:: RECORDS SHOWN
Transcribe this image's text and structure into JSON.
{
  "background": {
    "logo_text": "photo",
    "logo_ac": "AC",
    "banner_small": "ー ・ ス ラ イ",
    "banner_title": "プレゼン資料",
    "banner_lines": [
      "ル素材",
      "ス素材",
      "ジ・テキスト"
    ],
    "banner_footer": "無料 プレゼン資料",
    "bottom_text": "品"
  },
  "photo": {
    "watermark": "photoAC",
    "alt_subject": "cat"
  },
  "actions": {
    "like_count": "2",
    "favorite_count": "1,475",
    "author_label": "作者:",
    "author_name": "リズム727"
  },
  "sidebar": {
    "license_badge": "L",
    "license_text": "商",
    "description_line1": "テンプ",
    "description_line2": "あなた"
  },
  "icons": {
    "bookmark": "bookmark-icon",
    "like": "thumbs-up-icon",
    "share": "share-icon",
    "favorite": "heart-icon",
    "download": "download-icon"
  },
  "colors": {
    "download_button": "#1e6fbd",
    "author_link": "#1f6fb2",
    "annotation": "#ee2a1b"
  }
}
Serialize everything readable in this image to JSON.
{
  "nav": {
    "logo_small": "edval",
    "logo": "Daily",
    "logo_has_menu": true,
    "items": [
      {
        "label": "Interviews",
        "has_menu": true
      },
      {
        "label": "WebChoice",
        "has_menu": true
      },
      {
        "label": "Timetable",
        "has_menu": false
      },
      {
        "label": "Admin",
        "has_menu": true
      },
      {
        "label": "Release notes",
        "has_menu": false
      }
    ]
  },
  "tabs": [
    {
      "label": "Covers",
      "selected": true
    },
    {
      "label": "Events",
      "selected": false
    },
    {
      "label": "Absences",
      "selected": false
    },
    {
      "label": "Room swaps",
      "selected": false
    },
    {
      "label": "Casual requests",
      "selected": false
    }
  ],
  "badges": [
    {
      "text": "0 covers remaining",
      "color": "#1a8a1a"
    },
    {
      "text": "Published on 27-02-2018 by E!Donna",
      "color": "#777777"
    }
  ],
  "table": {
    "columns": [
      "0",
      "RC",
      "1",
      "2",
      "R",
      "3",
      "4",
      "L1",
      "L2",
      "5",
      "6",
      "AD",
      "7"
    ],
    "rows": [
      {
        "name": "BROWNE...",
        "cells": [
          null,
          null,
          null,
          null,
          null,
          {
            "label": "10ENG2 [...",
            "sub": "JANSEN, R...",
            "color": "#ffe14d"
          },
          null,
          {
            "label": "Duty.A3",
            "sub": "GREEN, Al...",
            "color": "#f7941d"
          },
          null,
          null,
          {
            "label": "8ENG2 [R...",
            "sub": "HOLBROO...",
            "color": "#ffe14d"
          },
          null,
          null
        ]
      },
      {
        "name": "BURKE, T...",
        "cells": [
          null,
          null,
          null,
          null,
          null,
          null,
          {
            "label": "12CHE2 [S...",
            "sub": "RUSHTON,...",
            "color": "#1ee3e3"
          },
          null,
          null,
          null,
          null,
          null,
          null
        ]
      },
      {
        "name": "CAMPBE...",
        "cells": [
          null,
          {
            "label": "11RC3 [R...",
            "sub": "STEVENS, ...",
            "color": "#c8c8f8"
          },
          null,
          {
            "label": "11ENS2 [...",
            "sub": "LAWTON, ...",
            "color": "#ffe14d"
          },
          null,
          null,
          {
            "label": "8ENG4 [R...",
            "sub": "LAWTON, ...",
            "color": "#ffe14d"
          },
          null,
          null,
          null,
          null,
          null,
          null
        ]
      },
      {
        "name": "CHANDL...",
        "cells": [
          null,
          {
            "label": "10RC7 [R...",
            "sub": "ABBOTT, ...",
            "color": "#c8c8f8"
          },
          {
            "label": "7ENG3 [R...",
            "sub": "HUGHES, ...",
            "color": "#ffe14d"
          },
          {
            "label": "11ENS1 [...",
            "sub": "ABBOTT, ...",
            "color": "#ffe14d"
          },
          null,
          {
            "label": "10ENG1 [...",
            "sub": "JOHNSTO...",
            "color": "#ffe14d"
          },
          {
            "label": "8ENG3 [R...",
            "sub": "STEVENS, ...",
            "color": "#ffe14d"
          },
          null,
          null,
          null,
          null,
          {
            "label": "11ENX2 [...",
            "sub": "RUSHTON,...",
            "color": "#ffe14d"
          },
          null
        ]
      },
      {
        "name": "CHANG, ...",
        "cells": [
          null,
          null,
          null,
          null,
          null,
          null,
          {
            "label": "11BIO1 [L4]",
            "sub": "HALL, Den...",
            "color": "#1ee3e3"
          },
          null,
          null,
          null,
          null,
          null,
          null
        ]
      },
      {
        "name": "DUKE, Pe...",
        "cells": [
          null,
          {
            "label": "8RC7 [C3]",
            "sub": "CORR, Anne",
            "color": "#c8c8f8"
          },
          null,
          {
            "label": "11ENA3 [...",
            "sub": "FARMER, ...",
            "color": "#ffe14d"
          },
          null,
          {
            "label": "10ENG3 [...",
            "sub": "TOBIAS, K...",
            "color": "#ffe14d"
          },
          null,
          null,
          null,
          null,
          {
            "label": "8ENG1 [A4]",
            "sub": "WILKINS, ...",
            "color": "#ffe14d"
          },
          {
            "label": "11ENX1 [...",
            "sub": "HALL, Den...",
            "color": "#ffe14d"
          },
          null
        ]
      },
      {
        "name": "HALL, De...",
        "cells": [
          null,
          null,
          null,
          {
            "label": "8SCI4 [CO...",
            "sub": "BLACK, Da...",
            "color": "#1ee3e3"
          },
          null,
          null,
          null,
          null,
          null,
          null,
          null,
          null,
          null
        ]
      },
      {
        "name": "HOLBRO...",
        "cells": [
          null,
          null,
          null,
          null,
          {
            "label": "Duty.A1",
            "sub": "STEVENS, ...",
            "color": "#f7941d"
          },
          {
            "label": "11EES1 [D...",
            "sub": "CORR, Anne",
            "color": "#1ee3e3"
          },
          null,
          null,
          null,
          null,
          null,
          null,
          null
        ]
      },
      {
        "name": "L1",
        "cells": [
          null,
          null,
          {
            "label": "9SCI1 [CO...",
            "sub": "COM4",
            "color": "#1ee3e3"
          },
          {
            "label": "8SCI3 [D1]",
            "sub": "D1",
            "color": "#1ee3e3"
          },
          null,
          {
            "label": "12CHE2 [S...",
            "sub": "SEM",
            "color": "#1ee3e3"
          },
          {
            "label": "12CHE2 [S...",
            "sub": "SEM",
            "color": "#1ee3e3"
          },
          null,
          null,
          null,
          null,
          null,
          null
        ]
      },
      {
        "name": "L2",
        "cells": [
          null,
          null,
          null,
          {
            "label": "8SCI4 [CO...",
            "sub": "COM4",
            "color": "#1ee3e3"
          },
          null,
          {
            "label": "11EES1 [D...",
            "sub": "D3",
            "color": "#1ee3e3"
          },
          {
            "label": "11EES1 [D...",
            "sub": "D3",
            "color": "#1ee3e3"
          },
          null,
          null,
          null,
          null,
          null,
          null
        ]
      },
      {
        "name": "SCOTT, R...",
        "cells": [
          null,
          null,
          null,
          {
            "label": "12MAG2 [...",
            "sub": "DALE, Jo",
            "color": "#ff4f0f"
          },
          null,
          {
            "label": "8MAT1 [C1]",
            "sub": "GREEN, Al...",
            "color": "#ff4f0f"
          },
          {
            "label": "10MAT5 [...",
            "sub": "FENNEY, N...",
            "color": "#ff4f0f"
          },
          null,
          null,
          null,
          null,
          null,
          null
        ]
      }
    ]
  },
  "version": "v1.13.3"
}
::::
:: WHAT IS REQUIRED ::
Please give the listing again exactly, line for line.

:: RESPONSE ::
Transcribe this image's text and structure into JSON.
{
  "background": {
    "logo_text": "photo",
    "logo_ac": "AC",
    "banner_small": "ー ・ ス ラ イ",
    "banner_title": "プレゼン資料",
    "banner_lines": [
      "ル素材",
      "ス素材",
      "ジ・テキスト"
    ],
    "banner_footer": "無料 プレゼン資料",
    "bottom_text": "品"
  },
  "photo": {
    "watermark": "photoAC",
    "alt_subject": "cat"
  },
  "actions": {
    "like_count": "2",
    "favorite_count": "1,475",
    "author_label": "作者:",
    "author_name": "リズム727"
  },
  "sidebar": {
    "license_badge": "L",
    "license_text": "商",
    "description_line1": "テンプ",
    "description_line2": "あなた"
  },
  "icons": {
    "bookmark": "bookmark-icon",
    "like": "thumbs-up-icon",
    "share": "share-icon",
    "favorite": "heart-icon",
    "download": "download-icon"
  },
  "colors": {
    "download_button": "#1e6fbd",
    "author_link": "#1f6fb2",
    "annotation": "#ee2a1b"
  }
}
Serialize everything readable in this image to JSON.
{
  "nav": {
    "logo_small": "edval",
    "logo": "Daily",
    "logo_has_menu": true,
    "items": [
      {
        "label": "Interviews",
        "has_menu": true
      },
      {
        "label": "WebChoice",
        "has_menu": true
      },
      {
        "label": "Timetable",
        "has_menu": false
      },
      {
        "label": "Admin",
        "has_menu": true
      },
      {
        "label": "Release notes",
        "has_menu": false
      }
    ]
  },
  "tabs": [
    {
      "label": "Covers",
      "selected": true
    },
    {
      "label": "Events",
      "selected": false
    },
    {
      "label": "Absences",
      "selected": false
    },
    {
      "label": "Room swaps",
      "selected": false
    },
    {
      "label": "Casual requests",
      "selected": false
    }
  ],
  "badges": [
    {
      "text": "0 covers remaining",
      "color": "#1a8a1a"
    },
    {
      "text": "Published on 27-02-2018 by E!Donna",
      "color": "#777777"
    }
  ],
  "table": {
    "columns": [
      "0",
      "RC",
      "1",
      "2",
      "R",
      "3",
      "4",
      "L1",
      "L2",
      "5",
      "6",
      "AD",
      "7"
    ],
    "rows": [
      {
        "name": "BROWNE...",
        "cells": [
          null,
          null,
          null,
          null,
          null,
          {
            "label": "10ENG2 [...",
            "sub": "JANSEN, R...",
            "color": "#ffe14d"
          },
          null,
          {
            "label": "Duty.A3",
            "sub": "GREEN, Al...",
            "color": "#f7941d"
          },
          null,
          null,
          {
            "label": "8ENG2 [R...",
            "sub": "HOLBROO...",
            "color": "#ffe14d"
          },
          null,
          null
        ]
      },
      {
        "name": "BURKE, T...",
        "cells": [
          null,
          null,
          null,
          null,
          null,
          null,
          {
            "label": "12CHE2 [S...",
            "sub": "RUSHTON,...",
            "color": "#1ee3e3"
          },
          null,
          null,
          null,
          null,
          null,
          null
        ]
      },
      {
        "name": "CAMPBE...",
        "cells": [
          null,
          {
            "label": "11RC3 [R...",
            "sub": "STEVENS, ...",
            "color": "#c8c8f8"
          },
          null,
          {
            "label": "11ENS2 [...",
            "sub": "LAWTON, ...",
            "color": "#ffe14d"
          },
          null,
          null,
          {
            "label": "8ENG4 [R...",
            "sub": "LAWTON, ...",
            "color": "#ffe14d"
          },
          null,
          null,
          null,
          null,
          null,
          null
        ]
      },
      {
        "name": "CHANDL...",
        "cells": [
          null,
          {
            "label": "10RC7 [R...",
            "sub": "ABBOTT, ...",
            "color": "#c8c8f8"
          },
          {
            "label": "7ENG3 [R...",
            "sub": "HUGHES, ...",
            "color": "#ffe14d"
          },
          {
            "label": "11ENS1 [...",
            "sub": "ABBOTT, ...",
            "color": "#ffe14d"
          },
          null,
          {
            "label": "10ENG1 [...",
            "sub": "JOHNSTO...",
            "color": "#ffe14d"
          },
          {
            "label": "8ENG3 [R...",
            "sub": "STEVENS, ...",
            "color": "#ffe14d"
          },
          null,
          null,
          null,
          null,
          {
            "label": "11ENX2 [...",
            "sub": "RUSHTON,...",
            "color": "#ffe14d"
          },
          null
        ]
      },
      {
        "name": "CHANG, ...",
        "cells": [
          null,
          null,
          null,
          null,
          null,
          null,
          {
            "label": "11BIO1 [L4]",
            "sub": "HALL, Den...",
            "color": "#1ee3e3"
          },
          null,
          null,
          null,
          null,
          null,
          null
        ]
      },
      {
        "name": "DUKE, Pe...",
        "cells": [
          null,
          {
            "label": "8RC7 [C3]",
            "sub": "CORR, Anne",
            "color": "#c8c8f8"
          },
          null,
          {
            "label": "11ENA3 [...",
            "sub": "FARMER, ...",
            "color": "#ffe14d"
          },
          null,
          {
            "label": "10ENG3 [...",
            "sub": "TOBIAS, K...",
            "color": "#ffe14d"
          },
          null,
          null,
          null,
          null,
          {
            "label": "8ENG1 [A4]",
            "sub": "WILKINS, ...",
            "color": "#ffe14d"
          },
          {
            "label": "11ENX1 [...",
            "sub": "HALL, Den...",
            "color": "#ffe14d"
          },
          null
        ]
      },
      {
        "name": "HALL, De...",
        "cells": [
          null,
          null,
          null,
          {
            "label": "8SCI4 [CO...",
            "sub": "BLACK, Da...",
            "color": "#1ee3e3"
          },
          null,
          null,
          null,
          null,
          null,
          null,
          null,
          null,
          null
        ]
      },
      {
        "name": "HOLBRO...",
        "cells": [
          null,
          null,
          null,
          null,
          {
            "label": "Duty.A1",
            "sub": "STEVENS, ...",
            "color": "#f7941d"
          },
          {
            "label": "11EES1 [D...",
            "sub": "CORR, Anne",
            "color": "#1ee3e3"
          },
          null,
          null,
          null,
          null,
          null,
          null,
          null
        ]
      },
      {
        "name": "L1",
        "cells": [
          null,
          null,
          {
            "label": "9SCI1 [CO...",
            "sub": "COM4",
            "color": "#1ee3e3"
          },
          {
            "label": "8SCI3 [D1]",
            "sub": "D1",
            "color": "#1ee3e3"
          },
          null,
          {
            "label": "12CHE2 [S...",
            "sub": "SEM",
            "color": "#1ee3e3"
          },
          {
            "label": "12CHE2 [S...",
            "sub": "SEM",
            "color": "#1ee3e3"
          },
          null,
          null,
          null,
          null,
          null,
          null
        ]
      },
      {
        "name": "L2",
        "cells": [
          null,
          null,
          null,
          {
            "label": "8SCI4 [CO...",
            "sub": "COM4",
            "color": "#1ee3e3"
          },
          null,
          {
            "label": "11EES1 [D...",
            "sub": "D3",
            "color": "#1ee3e3"
          },
          {
            "label": "11EES1 [D...",
            "sub": "D3",
            "color": "#1ee3e3"
          },
          null,
          null,
          null,
          null,
          null,
          null
        ]
      },
      {
        "name": "SCOTT, R...",
        "cells": [
          null,
          null,
          null,
          {
            "label": "12MAG2 [...",
            "sub": "DALE, Jo",
            "color": "#ff4f0f"
          },
          null,
          {
            "label": "8MAT1 [C1]",
            "sub": "GREEN, Al...",
            "color": "#ff4f0f"
          },
          {
            "label": "10MAT5 [...",
            "sub": "FENNEY, N...",
            "color": "#ff4f0f"
          },
          null,
          null,
          null,
          null,
          null,
          null
        ]
      }
    ]
  },
  "version": "v1.13.3"
}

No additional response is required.